▶ _What the task asks_: Please print every record that follows, keeping each one exactly as it is.

▶ _Provided information_:
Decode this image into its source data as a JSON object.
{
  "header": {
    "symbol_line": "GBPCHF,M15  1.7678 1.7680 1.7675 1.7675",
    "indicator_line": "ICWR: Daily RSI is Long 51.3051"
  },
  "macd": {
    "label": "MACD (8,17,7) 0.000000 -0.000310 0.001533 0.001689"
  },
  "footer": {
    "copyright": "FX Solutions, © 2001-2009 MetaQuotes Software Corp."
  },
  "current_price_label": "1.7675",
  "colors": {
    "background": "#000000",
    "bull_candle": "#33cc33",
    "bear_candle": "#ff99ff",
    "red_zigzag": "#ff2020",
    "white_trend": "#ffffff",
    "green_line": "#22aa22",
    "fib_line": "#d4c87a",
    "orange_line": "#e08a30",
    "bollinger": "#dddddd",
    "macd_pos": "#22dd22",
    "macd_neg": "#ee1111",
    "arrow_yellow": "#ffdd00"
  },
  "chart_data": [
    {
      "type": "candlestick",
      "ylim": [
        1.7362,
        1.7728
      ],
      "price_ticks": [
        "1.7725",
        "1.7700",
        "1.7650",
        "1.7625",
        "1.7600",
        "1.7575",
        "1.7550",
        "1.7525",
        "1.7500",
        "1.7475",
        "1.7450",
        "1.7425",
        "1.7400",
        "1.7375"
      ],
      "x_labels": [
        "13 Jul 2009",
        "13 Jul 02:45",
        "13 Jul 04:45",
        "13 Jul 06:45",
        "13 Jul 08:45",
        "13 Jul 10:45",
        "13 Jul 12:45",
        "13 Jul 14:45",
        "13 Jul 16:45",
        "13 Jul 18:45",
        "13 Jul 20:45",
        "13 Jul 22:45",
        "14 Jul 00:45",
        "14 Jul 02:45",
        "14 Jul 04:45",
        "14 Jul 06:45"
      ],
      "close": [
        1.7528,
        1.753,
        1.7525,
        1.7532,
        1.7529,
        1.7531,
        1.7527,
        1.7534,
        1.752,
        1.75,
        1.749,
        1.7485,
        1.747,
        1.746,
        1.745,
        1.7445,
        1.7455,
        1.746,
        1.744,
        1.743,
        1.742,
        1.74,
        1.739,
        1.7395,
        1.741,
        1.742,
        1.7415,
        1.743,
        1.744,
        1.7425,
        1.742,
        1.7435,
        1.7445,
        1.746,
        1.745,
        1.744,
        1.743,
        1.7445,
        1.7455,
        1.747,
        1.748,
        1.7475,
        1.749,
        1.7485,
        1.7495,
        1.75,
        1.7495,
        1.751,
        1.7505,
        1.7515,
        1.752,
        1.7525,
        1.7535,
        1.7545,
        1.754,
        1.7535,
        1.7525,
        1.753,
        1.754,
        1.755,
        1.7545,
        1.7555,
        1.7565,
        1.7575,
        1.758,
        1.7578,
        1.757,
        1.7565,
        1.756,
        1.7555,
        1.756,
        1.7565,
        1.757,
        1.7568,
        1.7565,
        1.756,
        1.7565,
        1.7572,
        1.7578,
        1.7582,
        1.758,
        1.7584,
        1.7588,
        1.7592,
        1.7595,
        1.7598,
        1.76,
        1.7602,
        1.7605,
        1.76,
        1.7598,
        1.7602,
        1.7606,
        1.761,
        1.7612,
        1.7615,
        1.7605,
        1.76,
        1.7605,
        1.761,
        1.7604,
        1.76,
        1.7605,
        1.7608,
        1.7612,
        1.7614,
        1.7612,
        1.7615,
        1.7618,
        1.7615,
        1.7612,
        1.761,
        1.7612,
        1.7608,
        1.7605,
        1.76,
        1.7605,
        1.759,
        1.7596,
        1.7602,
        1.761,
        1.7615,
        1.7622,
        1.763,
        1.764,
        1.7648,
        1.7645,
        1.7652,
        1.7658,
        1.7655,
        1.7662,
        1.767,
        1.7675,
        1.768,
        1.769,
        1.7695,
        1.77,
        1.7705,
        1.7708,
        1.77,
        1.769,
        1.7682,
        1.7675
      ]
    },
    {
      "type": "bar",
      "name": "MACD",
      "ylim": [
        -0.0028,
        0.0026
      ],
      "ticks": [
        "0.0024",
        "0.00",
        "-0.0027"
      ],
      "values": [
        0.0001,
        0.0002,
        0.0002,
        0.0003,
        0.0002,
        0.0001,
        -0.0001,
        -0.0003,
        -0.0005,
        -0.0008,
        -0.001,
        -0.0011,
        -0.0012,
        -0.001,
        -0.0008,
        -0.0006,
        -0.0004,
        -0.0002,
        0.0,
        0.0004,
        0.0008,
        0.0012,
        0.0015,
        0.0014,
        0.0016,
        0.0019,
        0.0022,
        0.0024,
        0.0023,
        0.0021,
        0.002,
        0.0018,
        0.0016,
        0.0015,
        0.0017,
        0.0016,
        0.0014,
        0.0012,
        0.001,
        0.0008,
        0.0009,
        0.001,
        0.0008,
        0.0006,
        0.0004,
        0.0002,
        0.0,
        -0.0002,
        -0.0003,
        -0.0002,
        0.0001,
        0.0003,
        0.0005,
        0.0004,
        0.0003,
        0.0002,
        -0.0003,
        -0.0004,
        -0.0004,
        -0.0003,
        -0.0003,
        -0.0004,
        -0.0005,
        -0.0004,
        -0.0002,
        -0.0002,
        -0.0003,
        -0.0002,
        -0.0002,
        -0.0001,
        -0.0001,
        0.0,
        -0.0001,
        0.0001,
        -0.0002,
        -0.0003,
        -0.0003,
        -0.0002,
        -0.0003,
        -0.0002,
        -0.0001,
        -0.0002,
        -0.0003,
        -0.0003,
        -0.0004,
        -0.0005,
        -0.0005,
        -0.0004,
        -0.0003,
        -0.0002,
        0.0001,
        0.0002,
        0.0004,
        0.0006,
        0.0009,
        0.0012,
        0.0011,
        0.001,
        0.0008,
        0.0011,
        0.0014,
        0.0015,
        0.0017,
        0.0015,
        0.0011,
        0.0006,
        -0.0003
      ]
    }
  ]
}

▶ _Task answer_:
Decode this image into its source data as a JSON object.
{
  "header": {
    "symbol_line": "GBPCHF,M15  1.7678 1.7680 1.7675 1.7675",
    "indicator_line": "ICWR: Daily RSI is Long 51.3051"
  },
  "macd": {
    "label": "MACD (8,17,7) 0.000000 -0.000310 0.001533 0.001689"
  },
  "footer": {
    "copyright": "FX Solutions, © 2001-2009 MetaQuotes Software Corp."
  },
  "current_price_label": "1.7675",
  "colors": {
    "background": "#000000",
    "bull_candle": "#33cc33",
    "bear_candle": "#ff99ff",
    "red_zigzag": "#ff2020",
    "white_trend": "#ffffff",
    "green_line": "#22aa22",
    "fib_line": "#d4c87a",
    "orange_line": "#e08a30",
    "bollinger": "#dddddd",
    "macd_pos": "#22dd22",
    "macd_neg": "#ee1111",
    "arrow_yellow": "#ffdd00"
  },
  "chart_data": [
    {
      "type": "candlestick",
      "ylim": [
        1.7362,
        1.7728
      ],
      "price_ticks": [
        "1.7725",
        "1.7700",
        "1.7650",
        "1.7625",
        "1.7600",
        "1.7575",
        "1.7550",
        "1.7525",
        "1.7500",
        "1.7475",
        "1.7450",
        "1.7425",
        "1.7400",
        "1.7375"
      ],
      "x_labels": [
        "13 Jul 2009",
        "13 Jul 02:45",
        "13 Jul 04:45",
        "13 Jul 06:45",
        "13 Jul 08:45",
        "13 Jul 10:45",
        "13 Jul 12:45",
        "13 Jul 14:45",
        "13 Jul 16:45",
        "13 Jul 18:45",
        "13 Jul 20:45",
        "13 Jul 22:45",
        "14 Jul 00:45",
        "14 Jul 02:45",
        "14 Jul 04:45",
        "14 Jul 06:45"
      ],
      "close": [
        1.7528,
        1.753,
        1.7525,
        1.7532,
        1.7529,
        1.7531,
        1.7527,
        1.7534,
        1.752,
        1.75,
        1.749,
        1.7485,
        1.747,
        1.746,
        1.745,
        1.7445,
        1.7455,
        1.746,
        1.744,
        1.743,
        1.742,
        1.74,
        1.739,
        1.7395,
        1.741,
        1.742,
        1.7415,
        1.743,
        1.744,
        1.7425,
        1.742,
        1.7435,
        1.7445,
        1.746,
        1.745,
        1.744,
        1.743,
        1.7445,
        1.7455,
        1.747,
        1.748,
        1.7475,
        1.749,
        1.7485,
        1.7495,
        1.75,
        1.7495,
        1.751,
        1.7505,
        1.7515,
        1.752,
        1.7525,
        1.7535,
        1.7545,
        1.754,
        1.7535,
        1.7525,
        1.753,
        1.754,
        1.755,
        1.7545,
        1.7555,
        1.7565,
        1.7575,
        1.758,
        1.7578,
        1.757,
        1.7565,
        1.756,
        1.7555,
        1.756,
        1.7565,
        1.757,
        1.7568,
        1.7565,
        1.756,
        1.7565,
        1.7572,
        1.7578,
        1.7582,
        1.758,
        1.7584,
        1.7588,
        1.7592,
        1.7595,
        1.7598,
        1.76,
        1.7602,
        1.7605,
        1.76,
        1.7598,
        1.7602,
        1.7606,
        1.761,
        1.7612,
        1.7615,
        1.7605,
        1.76,
        1.7605,
        1.761,
        1.7604,
        1.76,
        1.7605,
        1.7608,
        1.7612,
        1.7614,
        1.7612,
        1.7615,
        1.7618,
        1.7615,
        1.7612,
        1.761,
        1.7612,
        1.7608,
        1.7605,
        1.76,
        1.7605,
        1.759,
        1.7596,
        1.7602,
        1.761,
        1.7615,
        1.7622,
        1.763,
        1.764,
        1.7648,
        1.7645,
        1.7652,
        1.7658,
        1.7655,
        1.7662,
        1.767,
        1.7675,
        1.768,
        1.769,
        1.7695,
        1.77,
        1.7705,
        1.7708,
        1.77,
        1.769,
        1.7682,
        1.7675
      ]
    },
    {
      "type": "bar",
      "name": "MACD",
      "ylim": [
        -0.0028,
        0.0026
      ],
      "ticks": [
        "0.0024",
        "0.00",
        "-0.0027"
      ],
      "values": [
        0.0001,
        0.0002,
        0.0002,
        0.0003,
        0.0002,
        0.0001,
        -0.0001,
        -0.0003,
        -0.0005,
        -0.0008,
        -0.001,
        -0.0011,
        -0.0012,
        -0.001,
        -0.0008,
        -0.0006,
        -0.0004,
        -0.0002,
        0.0,
        0.0004,
        0.0008,
        0.0012,
        0.0015,
        0.0014,
        0.0016,
        0.0019,
        0.0022,
        0.0024,
        0.0023,
        0.0021,
        0.002,
        0.0018,
        0.0016,
        0.0015,
        0.0017,
        0.0016,
        0.0014,
        0.0012,
        0.001,
        0.0008,
        0.0009,
        0.001,
        0.0008,
        0.0006,
        0.0004,
        0.0002,
        0.0,
        -0.0002,
        -0.0003,
        -0.0002,
        0.0001,
        0.0003,
        0.0005,
        0.0004,
        0.0003,
        0.0002,
        -0.0003,
        -0.0004,
        -0.0004,
        -0.0003,
        -0.0003,
        -0.0004,
        -0.0005,
        -0.0004,
        -0.0002,
        -0.0002,
        -0.0003,
        -0.0002,
        -0.0002,
        -0.0001,
        -0.0001,
        0.0,
        -0.0001,
        0.0001,
        -0.0002,
        -0.0003,
        -0.0003,
        -0.0002,
        -0.0003,
        -0.0002,
        -0.0001,
        -0.0002,
        -0.0003,
        -0.0003,
        -0.0004,
        -0.0005,
        -0.0005,
        -0.0004,
        -0.0003,
        -0.0002,
        0.0001,
        0.0002,
        0.0004,
        0.0006,
        0.0009,
        0.0012,
        0.0011,
        0.001,
        0.0008,
        0.0011,
        0.0014,
        0.0015,
        0.0017,
        0.0015,
        0.0011,
        0.0006,
        -0.0003
      ]
    }
  ]
}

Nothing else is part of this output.